It is taken as fact that Afghanistan is the graveyard of empires—an isolated, medieval land removed from history, unconquerable and ungovernable. It is a trope that many in the media endlessly parrot (including Maureen Dowd, who just today described Afghanistan as “a place where battle has been an occupation, and preoccupation, for centuries”). The Telegraph, in fact, published in 2010 a handy (and entirely relevant) guide to the invasions of Afghanistan, going all the way back to Alexander the Great. Even serious treatments of the country focus on Afghanistan’s “medieval” character.
This trope, despite its prevalence, is, like many such tropes, wrong. The history of Afghanistan is not of a place set apart from the rest of the world, a sort of geographic black hole. Going back to the 11th century, Afghanistan has been successfully ruled (and occasionally conquered) by the Ghaznavids, the Qarakhanids, the Chaghatay khans, the Timurids and the Moghuls. From the early 18th century onwards it was governed mostly by local, indigenous rulers and dynasties. That Afghanistan was able to avoid being subsumed within the British or Russian empires in the 19th century (like its neighbor, Iran) is more of a historical accident than a sign of its utter impregnability. And rather than a violent, anarchic land out of time, Afghanistan was for much of the 20th century a relatively stable, functioning—if decidedly third-world—country.
(There was an international conference of academic historians held in Kabul in 1978. Think about that. Afghanistan was normal and modern enough only 34 years ago that a bunch of professors could fly there, stay in hotels, eat at restaurants and hold an academic conference. Hardly the stuff of a centuries-long preoccupation with violence.)
The problem with this trope, beyond its inaccuracies, is that it colors how we understand the current situation in the country. Rep. Walter Jones yesterday said, in a Congressional hearing on US military action in Afghanistan, that “…there is one thing we cannot do, and that is change history, because Afghanistan has never changed since they’ve been existing.” Such a view (which is by no means uncommon) completely distorts the picture of Afghanistan’s history. Afghanistan has changed; not just over centuries, but in the last thirty years. To deny this fact is to misunderstand everything that has gone on there. Most importantly, it is to misunderstand our (i.e., America’s) role in this process.
This transformation of Afghanistan is the result of over thirty years of unceasing violence and warfare within the country. We are directly responsible for much of it. To be sure, the violence was started by the Soviets, whose invasion in 1979 set off the decades of on-going fighting. But the US, through its support of anti-Soviet factions (namely the Mujahideen) prolonged the fighting following the initial Soviet takeover, leading to the breakdown of government power in the aftermath of the Soviet withdrawal. (In fact, a case could be made that Afghanistan on the whole would be better off today if the Soviets had won.)
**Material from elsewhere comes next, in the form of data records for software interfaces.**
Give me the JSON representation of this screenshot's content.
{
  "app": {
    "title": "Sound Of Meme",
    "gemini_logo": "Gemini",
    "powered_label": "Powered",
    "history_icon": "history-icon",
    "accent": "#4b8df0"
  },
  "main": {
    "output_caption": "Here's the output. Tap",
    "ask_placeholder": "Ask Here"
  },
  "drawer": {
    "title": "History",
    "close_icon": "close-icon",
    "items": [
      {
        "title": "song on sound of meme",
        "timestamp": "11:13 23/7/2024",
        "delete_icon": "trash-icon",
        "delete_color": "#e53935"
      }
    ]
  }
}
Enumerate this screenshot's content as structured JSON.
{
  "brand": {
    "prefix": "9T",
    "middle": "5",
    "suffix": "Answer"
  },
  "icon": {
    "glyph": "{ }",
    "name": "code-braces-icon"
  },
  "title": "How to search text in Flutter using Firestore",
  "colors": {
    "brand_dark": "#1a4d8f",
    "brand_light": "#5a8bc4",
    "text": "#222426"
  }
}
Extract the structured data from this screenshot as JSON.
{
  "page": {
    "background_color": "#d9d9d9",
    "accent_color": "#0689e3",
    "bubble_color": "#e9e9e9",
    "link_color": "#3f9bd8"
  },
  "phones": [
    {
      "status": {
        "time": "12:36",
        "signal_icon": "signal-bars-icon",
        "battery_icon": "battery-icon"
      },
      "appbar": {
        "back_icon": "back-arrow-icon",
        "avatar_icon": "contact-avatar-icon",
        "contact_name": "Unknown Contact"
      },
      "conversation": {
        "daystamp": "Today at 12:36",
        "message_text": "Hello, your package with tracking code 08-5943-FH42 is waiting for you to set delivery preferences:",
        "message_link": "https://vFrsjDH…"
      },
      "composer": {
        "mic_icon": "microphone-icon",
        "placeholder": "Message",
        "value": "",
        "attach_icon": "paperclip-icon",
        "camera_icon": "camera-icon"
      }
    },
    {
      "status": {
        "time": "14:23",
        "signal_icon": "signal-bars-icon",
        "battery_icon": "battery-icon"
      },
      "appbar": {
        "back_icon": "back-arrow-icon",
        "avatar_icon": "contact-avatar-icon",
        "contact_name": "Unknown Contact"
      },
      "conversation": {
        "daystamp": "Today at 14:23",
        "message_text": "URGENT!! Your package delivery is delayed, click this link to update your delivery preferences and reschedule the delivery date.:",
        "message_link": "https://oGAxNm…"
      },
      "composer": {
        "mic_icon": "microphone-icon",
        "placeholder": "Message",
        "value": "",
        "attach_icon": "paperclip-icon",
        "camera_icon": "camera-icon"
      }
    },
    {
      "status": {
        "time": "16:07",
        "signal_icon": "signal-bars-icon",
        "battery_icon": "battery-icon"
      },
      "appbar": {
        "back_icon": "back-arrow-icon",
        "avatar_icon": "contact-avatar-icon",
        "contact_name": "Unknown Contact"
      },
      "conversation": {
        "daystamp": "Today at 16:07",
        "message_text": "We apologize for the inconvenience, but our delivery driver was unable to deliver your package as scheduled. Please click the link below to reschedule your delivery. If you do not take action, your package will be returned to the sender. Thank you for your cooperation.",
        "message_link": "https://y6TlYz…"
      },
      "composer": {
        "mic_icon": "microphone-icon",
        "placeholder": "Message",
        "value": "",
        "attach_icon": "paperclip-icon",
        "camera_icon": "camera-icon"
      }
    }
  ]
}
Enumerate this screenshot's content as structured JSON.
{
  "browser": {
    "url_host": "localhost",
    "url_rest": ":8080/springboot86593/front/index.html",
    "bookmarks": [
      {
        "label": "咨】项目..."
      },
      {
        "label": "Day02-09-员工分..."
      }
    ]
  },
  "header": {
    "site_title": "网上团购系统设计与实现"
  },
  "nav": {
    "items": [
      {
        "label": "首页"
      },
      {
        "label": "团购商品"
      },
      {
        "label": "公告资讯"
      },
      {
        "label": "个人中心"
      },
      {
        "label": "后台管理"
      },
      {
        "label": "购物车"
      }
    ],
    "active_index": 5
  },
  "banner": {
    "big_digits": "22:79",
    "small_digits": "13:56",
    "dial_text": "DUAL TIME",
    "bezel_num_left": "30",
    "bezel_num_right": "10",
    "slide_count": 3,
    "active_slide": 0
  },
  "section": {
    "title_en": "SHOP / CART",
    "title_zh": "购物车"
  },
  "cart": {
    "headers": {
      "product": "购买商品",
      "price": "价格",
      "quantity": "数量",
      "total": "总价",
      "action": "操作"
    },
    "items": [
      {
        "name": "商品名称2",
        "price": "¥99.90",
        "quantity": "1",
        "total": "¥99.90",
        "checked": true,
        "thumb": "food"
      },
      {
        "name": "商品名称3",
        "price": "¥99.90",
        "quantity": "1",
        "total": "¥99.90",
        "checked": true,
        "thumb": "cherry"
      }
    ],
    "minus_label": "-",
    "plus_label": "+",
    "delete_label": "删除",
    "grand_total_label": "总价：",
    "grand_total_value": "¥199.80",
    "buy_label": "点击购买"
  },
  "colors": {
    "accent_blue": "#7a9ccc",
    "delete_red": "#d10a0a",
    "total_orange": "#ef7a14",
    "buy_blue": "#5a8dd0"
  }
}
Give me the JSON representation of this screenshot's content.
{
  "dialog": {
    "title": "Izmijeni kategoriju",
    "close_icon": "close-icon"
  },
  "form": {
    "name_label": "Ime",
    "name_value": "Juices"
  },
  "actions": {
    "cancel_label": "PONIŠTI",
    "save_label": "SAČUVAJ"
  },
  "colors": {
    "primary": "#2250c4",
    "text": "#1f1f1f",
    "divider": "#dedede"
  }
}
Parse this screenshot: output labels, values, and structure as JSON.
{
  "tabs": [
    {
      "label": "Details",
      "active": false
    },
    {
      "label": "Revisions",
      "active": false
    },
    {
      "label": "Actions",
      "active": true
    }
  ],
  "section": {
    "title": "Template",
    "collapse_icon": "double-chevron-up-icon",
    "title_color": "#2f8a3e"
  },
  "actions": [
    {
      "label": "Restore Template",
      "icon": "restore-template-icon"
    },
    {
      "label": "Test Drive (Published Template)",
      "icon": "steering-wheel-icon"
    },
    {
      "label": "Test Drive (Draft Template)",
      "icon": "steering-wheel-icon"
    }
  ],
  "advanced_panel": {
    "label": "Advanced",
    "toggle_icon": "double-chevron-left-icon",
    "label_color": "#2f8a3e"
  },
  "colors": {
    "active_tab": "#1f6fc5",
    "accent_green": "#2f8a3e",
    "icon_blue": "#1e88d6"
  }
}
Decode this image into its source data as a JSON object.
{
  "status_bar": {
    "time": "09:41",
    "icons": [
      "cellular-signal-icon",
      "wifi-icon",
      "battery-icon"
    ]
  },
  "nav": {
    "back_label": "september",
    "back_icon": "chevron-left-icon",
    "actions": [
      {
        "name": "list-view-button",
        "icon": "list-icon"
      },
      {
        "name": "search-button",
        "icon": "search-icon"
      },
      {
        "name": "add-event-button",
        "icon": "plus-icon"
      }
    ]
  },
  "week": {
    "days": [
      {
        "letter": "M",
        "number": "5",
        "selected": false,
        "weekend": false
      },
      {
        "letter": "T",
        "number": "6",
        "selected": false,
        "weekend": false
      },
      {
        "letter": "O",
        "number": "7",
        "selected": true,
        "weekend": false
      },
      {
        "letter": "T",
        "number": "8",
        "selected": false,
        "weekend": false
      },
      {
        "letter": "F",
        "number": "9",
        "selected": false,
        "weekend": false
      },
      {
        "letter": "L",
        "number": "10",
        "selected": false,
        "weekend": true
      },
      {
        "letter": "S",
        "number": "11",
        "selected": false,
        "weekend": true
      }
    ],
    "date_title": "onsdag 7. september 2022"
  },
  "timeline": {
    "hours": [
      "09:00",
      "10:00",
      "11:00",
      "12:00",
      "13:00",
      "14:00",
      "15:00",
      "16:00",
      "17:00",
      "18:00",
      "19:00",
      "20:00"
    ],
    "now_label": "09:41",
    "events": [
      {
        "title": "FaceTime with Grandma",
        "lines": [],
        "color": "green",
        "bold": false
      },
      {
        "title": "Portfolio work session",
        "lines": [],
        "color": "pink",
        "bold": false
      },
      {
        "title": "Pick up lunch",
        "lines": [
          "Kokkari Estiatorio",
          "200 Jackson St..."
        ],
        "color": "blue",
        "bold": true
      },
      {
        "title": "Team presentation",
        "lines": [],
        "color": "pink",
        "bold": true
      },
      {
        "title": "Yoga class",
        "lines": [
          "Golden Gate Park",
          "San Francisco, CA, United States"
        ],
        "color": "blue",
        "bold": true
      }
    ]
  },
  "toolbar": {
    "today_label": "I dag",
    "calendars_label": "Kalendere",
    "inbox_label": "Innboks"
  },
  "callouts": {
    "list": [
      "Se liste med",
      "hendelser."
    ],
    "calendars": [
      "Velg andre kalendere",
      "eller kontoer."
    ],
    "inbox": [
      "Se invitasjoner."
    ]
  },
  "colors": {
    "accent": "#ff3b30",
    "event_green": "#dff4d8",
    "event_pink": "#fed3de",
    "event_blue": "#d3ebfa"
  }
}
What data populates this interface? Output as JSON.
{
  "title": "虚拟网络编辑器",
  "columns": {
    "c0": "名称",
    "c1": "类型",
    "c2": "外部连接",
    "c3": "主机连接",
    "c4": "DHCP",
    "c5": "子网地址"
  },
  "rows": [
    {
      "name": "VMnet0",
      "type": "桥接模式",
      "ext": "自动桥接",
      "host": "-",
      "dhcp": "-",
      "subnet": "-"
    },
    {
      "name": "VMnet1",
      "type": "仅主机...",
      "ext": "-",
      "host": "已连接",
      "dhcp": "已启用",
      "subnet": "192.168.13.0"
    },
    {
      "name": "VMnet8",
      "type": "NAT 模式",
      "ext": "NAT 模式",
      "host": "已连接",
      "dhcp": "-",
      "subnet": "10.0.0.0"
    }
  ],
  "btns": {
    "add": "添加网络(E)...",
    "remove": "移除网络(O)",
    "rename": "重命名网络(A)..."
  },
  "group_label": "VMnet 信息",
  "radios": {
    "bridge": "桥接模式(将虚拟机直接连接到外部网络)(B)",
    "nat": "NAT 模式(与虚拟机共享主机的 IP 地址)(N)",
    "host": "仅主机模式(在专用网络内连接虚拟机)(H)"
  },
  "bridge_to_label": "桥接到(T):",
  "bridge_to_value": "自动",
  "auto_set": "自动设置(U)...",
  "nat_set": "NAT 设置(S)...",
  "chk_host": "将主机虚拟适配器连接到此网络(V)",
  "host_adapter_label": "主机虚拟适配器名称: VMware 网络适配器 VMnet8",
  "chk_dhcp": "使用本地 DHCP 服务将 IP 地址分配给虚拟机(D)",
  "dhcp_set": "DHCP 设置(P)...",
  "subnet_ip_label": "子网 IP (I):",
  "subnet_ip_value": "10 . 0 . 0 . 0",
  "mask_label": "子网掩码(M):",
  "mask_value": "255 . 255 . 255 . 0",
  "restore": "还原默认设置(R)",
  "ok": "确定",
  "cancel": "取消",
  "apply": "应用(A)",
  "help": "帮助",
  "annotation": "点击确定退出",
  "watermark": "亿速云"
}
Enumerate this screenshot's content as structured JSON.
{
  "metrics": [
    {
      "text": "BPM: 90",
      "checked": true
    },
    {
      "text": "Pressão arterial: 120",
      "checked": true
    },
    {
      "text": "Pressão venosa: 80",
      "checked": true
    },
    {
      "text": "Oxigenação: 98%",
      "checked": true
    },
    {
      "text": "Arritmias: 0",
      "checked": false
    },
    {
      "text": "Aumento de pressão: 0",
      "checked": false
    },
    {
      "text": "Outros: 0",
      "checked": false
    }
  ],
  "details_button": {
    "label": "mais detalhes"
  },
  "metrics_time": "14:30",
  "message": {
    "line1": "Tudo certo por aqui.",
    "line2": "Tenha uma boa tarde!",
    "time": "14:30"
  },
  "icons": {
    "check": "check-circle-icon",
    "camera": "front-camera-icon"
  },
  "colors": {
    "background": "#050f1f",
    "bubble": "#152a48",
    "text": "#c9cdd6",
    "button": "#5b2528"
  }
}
By arming and funding what were essentially foreign mercenaries, the US contributed to Afghanistan’s transformation from a modestly stable and functioning place to a country wracked by anarchy and chronic violence. This was not Afghanistan’s permanent state, but the result of the actions of two superpowers and their proxies. The Taliban are not medieval; they were formed in 1994. (They emerged as a response to this situation, and their ideological origins date back only to British India in the late 19th century).
The point of this is not to place blame on American foreign policy. This analysis is made with the immense benefit of hindsight, and the goal of stopping the conquest of an innocent country by a totalitarian state in an act of wanton aggression is, on paper, obviously pretty noble.
Nevertheless, we helped ‘change history’ by changing Afghanistan, and it only took thirty years. To remain ignorant of this fact is by implication to surrender an entire nation to the hellish, war-ridden circumstances in which they currently find themselves. If we assume Afghanistan as it is now is not only how it has always been, but also how it always will be, then we assume that no amount of soldiers, foreign aid or elections will matter. Our self-defeating tautology will be correct; Afghanistan is Afghanistan and always will be.
This attitude, if left unchecked, will color our entire understanding of what happened in Afghanistan, to say nothing of how we will understand future foreign interventions. If nothing could be done to fix Afghanistan, then we couldn’t have failed there. No lessons will have been learned. Whether we choose to continue in Afghanistan or cut our losses (and I’m not taking a position here), let’s at least get our facts right.